If you’re thinking of taking a workamping job, one factor to consider is the job’s proximity to services, shopping and entertainment. Even if a job sounds like a perfect match, before you sign an acceptance offer, first do some careful research on the closest town to your temporary home.
Throughout the course of our own workamping history, we’ve worked at a variety of jobs. Some were set in the country but situated within easy access of major services, while others have been far from any town that would meet our personal definition of “decent.” The jobs that fell into the latter category made for extremely long commitments once the novelty wore off.
We’ve since learned that if the town closest to your potential workamping job isn’t a place you’d like to visit for business and pleasure, you may want to rethink the gig. Because even if a job itself is fun, if the location is inconvenient or devoid of any amenities critical to your happiness, life can get extremely challenging.
For example, one of our favorite workamping jobs that we’ve repeatedly returned to each summer is located on a ranch. The property is over one hour from the nearest town that has supermarkets and shopping in a “big city” of 50,000 people. Since we’re paid staff and only have one day off during the high season, this distance makes taking care of domestic chores like shopping and banking a real chore. Despite these disadvantages, we enjoy the job enough to return each summer.
This year, however, things had changed in town. The day we arrived we were excited to see a small, new grocery store had opened up just two miles from the ranch. The store is owned by two enthusiastic new residents who’ve stocked the shelves with a fantastic variety of fresh produce and pantry items of exceptional quality. We took one look around and knew that if they could keep providing quality groceries, we might not even have to drive to the big city.
It was then that we decided to challenge ourselves to “eat and shop local.” We wanted to see if we could spend an entire summer living off items from this grocery store and other merchants in town. Anything they didn’t carry, we would order online. The goal was to simplify our lives by avoiding the one hour commute to town each week.

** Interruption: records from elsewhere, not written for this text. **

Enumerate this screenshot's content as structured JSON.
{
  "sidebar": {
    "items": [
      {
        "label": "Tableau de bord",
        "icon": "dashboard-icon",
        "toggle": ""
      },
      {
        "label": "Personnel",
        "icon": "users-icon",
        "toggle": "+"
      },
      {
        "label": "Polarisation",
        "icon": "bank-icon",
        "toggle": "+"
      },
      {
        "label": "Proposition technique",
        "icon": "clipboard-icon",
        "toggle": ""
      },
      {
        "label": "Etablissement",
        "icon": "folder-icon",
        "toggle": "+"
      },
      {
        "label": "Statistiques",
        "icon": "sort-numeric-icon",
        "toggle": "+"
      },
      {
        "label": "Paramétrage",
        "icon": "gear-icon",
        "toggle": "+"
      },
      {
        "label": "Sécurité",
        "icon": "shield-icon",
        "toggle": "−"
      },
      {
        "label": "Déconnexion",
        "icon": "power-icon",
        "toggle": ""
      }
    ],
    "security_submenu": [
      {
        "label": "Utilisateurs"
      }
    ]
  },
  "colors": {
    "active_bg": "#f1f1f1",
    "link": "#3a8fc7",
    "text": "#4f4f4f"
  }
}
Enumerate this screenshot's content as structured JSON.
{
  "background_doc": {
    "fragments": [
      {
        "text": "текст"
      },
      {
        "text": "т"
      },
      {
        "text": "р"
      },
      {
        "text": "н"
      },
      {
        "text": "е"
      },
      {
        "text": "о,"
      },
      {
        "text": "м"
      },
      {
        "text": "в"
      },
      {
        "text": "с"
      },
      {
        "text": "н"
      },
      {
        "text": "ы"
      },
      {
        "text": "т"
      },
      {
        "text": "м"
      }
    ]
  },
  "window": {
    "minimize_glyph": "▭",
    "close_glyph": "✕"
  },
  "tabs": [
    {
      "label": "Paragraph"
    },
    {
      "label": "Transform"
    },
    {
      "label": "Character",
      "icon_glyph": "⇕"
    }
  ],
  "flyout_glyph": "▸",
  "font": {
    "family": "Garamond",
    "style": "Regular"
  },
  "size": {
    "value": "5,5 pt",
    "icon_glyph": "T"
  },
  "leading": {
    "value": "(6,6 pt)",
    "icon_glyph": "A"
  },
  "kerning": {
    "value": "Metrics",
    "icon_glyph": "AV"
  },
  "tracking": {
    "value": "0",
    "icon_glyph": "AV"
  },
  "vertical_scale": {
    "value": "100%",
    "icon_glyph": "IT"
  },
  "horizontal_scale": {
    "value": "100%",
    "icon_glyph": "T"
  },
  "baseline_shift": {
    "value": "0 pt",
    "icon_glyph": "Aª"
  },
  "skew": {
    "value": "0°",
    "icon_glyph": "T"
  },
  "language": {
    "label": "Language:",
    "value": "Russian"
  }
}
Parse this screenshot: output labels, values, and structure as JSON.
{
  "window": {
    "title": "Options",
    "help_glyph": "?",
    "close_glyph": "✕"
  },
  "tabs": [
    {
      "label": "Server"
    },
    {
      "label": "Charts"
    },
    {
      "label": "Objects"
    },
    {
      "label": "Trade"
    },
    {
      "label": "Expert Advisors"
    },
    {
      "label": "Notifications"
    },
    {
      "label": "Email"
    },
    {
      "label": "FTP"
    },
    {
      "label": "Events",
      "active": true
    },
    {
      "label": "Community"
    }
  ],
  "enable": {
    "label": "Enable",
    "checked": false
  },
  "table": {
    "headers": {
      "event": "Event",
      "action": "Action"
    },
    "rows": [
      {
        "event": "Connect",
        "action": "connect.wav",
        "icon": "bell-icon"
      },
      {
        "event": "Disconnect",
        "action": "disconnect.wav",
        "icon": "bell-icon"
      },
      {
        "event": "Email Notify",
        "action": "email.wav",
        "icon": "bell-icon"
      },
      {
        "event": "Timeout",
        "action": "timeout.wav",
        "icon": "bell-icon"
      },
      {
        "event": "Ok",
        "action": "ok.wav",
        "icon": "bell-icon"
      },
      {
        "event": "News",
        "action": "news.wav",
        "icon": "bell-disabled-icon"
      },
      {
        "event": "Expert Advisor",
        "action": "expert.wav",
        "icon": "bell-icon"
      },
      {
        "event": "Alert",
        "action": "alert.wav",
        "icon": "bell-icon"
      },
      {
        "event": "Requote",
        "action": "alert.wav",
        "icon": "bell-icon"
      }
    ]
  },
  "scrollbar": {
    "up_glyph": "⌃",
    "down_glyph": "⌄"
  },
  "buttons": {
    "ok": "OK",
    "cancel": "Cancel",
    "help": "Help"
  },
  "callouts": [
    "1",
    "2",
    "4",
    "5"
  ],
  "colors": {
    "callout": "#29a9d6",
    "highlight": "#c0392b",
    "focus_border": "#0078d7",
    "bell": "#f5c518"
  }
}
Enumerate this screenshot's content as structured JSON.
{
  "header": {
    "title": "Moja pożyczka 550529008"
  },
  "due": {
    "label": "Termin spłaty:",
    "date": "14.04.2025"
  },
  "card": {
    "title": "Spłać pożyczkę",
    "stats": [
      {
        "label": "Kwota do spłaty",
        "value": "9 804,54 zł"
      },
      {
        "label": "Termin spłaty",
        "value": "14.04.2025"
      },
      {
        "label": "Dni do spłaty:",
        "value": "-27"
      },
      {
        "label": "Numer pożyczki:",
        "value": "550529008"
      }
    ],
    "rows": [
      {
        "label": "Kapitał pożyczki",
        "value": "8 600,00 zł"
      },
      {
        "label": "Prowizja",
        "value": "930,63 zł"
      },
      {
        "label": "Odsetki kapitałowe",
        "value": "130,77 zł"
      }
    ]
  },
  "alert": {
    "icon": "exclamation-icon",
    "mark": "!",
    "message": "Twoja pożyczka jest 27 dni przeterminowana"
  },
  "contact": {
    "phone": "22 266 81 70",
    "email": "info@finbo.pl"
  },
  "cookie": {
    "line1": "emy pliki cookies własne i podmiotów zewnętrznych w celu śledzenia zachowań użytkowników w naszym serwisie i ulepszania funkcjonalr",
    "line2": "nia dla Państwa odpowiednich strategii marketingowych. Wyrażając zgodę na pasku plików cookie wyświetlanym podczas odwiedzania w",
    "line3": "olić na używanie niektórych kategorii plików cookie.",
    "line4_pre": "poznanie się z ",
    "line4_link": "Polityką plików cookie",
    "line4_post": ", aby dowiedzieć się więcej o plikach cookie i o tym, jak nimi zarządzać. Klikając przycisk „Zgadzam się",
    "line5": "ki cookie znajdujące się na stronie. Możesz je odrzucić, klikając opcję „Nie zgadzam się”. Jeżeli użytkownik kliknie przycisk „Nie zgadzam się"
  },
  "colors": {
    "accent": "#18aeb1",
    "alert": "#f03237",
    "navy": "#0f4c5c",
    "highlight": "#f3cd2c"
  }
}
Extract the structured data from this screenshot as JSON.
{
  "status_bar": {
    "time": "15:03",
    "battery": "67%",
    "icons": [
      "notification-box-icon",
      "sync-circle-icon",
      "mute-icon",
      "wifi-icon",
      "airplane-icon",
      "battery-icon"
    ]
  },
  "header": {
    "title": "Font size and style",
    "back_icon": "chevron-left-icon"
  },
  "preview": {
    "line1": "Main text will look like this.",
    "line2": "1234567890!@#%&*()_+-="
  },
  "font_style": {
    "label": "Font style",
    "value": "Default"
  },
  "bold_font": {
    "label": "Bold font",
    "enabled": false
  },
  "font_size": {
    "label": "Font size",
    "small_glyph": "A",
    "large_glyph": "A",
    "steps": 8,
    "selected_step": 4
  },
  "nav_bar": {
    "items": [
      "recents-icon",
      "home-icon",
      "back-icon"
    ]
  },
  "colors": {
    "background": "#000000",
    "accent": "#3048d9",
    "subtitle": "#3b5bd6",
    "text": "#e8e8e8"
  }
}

I’m proud to say that we met the challenge. From the groceries provided by local proprietors, to our Amazon account and the smartphone mobile banking app that enabled us to deposit our paychecks, we never left the vicinity for anything except fun. Not only were we able to enjoy our precious time off, but we only bought one half tank of diesel fuel between Memorial Day and Labor Day!
Our “shop local” challenge wasn’t always easy or cheap, but overall it kept us sane while working on the ranch and managing our own business. Our shop local challenge also taught us that whether you’re workamping for a season or longer, taking a long, scrutinizing look at the nearby towns is a crucial step before making that commitment.
Rene Agredano and her husband, Jim Nelson, became full-time RVers in 2007 and have been touring the country ever since. In her blog, Rene chronicles the ins and outs of the full-timing life and brings readers along to meet the fascinating people and amazing places they visit on the road. Her road trip adventures are chronicled in her blog at LiveWorkDream.com.